The Smart Hospital is a 15,000 square-foot, simulation teaching hospital built with $10 million dispensed by the Board of Regents.
“The South Texas region is different and unique geographically, culturally and medically, from the rest of Texas,” said Dr. Francisco Fernandez, the medical school’s founding dean in a UTS news release. “Our medical students will have the opportunity to be part of community-based projects aimed at addressing specific health needs, including incidences of obesity and diabetes that are significantly higher than the rest of the state and nation.”
Regents approve UTRGV admissions standards
The University of Texas System Board of Regents approved admissions criteria for first-time students, transfer students and graduate students at the University of Texas-Rio Grande Valley July 10.
According to a UTS news release, “Per state law, the top 10 percent of each high school graduating class in Texas will be automatically admitted. All other entering freshmen will undergo a holistic review, which means a combination of factors will be considered, including but not limited to class rank, rigor of high school course work, prior college credit, leadership experience, community involvement and ACT and SAT scores.”
The standards were recommended by the UTS Task Force on the UTRGV Inaugural Admissions Process, which included representatives from UTPA, the University of Texas at Brownsville and the UT System.
Students already enrolled at UTPA or UTB before fall 2015 are entitled to automatic admission to UTRGV. Transfer students need to either have an associate’s degree or earned at least 24 semester credit hours with a minimum GPA of 2.0, according to the news release. The admissions criteria for graduate programs at UTRGV will vary by degree. A complete list of graduate admissions criteria is posted on the UT System website.
UTRGV President Guy Bailey said in the news release that leaders will work closely with community colleges around the Valley to provide a smooth transition for transfer students and to help students who may not initially meet the admission standards. In addition, UT System staff members are meeting with high school counselors from the area so that they can help students be better prepared to meet admissions criteria.

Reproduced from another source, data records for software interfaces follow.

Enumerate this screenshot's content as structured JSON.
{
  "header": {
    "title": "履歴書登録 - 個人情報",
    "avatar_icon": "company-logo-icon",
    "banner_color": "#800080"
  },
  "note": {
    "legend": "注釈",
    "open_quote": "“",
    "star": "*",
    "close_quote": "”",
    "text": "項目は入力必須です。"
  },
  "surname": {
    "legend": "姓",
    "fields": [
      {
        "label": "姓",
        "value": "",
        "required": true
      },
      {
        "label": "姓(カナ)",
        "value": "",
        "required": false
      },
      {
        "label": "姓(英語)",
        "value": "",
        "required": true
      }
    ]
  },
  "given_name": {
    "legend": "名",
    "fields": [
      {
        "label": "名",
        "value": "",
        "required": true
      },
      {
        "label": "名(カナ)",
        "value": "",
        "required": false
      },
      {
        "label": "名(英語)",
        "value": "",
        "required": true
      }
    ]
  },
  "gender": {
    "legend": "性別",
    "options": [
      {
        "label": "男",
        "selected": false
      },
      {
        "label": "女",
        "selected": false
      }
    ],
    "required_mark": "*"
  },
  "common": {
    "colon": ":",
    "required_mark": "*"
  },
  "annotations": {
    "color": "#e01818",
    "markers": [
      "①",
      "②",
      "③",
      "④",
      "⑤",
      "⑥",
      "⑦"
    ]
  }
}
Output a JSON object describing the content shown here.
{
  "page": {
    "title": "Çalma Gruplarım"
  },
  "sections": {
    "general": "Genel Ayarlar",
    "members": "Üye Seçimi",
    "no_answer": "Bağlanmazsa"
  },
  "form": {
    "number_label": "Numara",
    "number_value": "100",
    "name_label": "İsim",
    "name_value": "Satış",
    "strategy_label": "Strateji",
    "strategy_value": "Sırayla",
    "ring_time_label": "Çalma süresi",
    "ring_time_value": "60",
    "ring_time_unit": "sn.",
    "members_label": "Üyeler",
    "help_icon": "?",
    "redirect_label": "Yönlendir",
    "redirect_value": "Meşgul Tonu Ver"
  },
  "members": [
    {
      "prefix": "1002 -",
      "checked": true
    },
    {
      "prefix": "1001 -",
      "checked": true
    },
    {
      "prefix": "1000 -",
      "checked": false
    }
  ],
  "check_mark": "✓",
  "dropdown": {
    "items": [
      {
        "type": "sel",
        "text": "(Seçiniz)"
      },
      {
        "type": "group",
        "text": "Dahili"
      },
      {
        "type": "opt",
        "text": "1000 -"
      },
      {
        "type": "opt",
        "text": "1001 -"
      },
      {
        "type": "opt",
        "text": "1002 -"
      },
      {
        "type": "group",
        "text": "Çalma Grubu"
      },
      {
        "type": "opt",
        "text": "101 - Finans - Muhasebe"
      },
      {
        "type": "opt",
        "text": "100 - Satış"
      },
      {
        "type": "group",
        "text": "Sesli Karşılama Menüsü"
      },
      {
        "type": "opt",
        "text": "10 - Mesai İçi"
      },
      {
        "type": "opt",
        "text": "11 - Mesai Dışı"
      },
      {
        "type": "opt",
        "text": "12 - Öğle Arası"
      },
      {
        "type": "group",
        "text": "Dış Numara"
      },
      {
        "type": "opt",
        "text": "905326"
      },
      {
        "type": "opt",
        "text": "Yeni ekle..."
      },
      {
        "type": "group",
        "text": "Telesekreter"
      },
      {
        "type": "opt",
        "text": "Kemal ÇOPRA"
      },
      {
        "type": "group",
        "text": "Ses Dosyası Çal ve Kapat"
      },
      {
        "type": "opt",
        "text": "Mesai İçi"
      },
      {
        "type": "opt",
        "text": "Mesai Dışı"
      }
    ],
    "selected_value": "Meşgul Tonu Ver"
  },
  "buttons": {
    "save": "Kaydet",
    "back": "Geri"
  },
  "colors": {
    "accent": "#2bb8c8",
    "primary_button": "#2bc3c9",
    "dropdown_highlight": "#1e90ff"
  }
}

July 9th, 2014
University of Texas at Austin President Bill Powers submitted a letter of resignation today to University of Texas System Chancellor Francisco Cigarroa. The letter of resignation, which Cigarroa accepted, will be effective June 2, 2015.
According to a UTS statement, Powers said he hopes to guide UT-Austin through their legislative session, which begins January and aims to carry out a smooth transition to the university’s new leadership before his departure. In the statement, Cigarroa said his decision to ask Powers to resign was due to “long history of issues with communication, responsiveness and a willingness to collaborate.”
Powers is the 28th president of UT-Austin. Before taking office February 1, 2006, he served as dean of the university’s School of Law. Powers joined the law school faculty in 1997 and was named to the university’s Academy of Distinguished Teachers in 1997, according to his UT-Austin biography.
Board of Regents Chairman Paul Foster plans to begin a national search next month for the selection of UT-Austin’s next president. The press release also stated that a search advisory committee will assist in the search and will incorporate representation of deans, faculty, students and community representatives of the university. The committee will also have at least two current presidents from UT institutions and at least one member of the Board of Regents. The press release did not reveal if the presidents or Board of Regents member had been chosen.
“I truly believe that it is time for a fresh start and a chance to build a strong relationship,” Cigarroa said in the statement. “We will all be successful if we keep the future of UT in our hearts and minds. I sincerely thank the UT Austin faculty, students, staff and the UT System’s Faculty Advisory Council for their important input over the past week.”